Whenever the word "JSON" appears in a line of the listing, copy that line.

****

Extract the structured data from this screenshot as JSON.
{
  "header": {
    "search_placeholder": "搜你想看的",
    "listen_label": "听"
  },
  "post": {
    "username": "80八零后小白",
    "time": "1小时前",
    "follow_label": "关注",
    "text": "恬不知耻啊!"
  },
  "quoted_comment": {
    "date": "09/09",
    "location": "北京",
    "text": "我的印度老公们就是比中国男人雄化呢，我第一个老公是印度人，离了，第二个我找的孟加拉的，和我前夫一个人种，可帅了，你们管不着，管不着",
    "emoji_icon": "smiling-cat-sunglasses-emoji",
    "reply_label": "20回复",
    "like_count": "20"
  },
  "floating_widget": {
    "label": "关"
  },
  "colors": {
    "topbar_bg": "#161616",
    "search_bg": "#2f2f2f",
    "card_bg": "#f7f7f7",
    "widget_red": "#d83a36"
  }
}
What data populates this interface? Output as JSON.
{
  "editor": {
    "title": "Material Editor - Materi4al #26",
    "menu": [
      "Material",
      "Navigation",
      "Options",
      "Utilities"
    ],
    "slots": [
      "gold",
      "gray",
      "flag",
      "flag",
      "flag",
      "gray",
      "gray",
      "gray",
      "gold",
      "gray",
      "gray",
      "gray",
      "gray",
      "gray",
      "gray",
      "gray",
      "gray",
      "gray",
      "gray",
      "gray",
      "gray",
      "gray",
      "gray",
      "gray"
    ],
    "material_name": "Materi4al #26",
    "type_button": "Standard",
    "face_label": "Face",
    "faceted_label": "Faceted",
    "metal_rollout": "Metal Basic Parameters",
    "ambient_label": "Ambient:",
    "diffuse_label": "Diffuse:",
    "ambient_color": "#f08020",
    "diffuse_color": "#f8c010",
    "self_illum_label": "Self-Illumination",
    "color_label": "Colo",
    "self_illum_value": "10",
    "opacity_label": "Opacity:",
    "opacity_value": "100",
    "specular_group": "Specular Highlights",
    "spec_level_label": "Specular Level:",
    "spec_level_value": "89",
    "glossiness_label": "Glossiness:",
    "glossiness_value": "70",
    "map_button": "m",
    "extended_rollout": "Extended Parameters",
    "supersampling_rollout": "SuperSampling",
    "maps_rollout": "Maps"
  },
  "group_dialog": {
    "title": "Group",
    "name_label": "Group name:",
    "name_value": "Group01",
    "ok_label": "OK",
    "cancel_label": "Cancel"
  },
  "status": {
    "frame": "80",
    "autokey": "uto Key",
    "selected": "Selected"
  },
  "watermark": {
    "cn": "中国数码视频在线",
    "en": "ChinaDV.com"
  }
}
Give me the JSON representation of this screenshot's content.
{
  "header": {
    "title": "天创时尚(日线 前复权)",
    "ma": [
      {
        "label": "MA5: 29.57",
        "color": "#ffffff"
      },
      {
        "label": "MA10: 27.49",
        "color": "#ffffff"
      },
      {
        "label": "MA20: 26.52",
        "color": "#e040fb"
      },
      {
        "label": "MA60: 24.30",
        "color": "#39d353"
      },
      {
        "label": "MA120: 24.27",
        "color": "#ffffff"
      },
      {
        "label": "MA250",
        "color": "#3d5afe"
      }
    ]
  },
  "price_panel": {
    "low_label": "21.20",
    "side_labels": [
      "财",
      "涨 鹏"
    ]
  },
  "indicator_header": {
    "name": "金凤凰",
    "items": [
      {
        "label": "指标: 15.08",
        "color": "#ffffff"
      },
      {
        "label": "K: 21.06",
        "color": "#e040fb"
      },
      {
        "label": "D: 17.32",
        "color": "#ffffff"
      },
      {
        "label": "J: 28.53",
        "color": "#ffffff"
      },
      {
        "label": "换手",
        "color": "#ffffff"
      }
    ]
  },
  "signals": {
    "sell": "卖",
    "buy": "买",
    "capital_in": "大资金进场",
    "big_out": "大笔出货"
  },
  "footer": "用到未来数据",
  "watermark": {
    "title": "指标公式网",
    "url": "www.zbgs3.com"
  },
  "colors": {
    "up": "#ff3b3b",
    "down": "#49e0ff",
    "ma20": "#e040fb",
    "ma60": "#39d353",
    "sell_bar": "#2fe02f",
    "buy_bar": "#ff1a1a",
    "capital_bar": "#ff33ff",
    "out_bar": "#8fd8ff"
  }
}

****

Task answer -
Extract the structured data from this screenshot as JSON.
What data populates this interface? Output as JSON.
Give me the JSON representation of this screenshot's content.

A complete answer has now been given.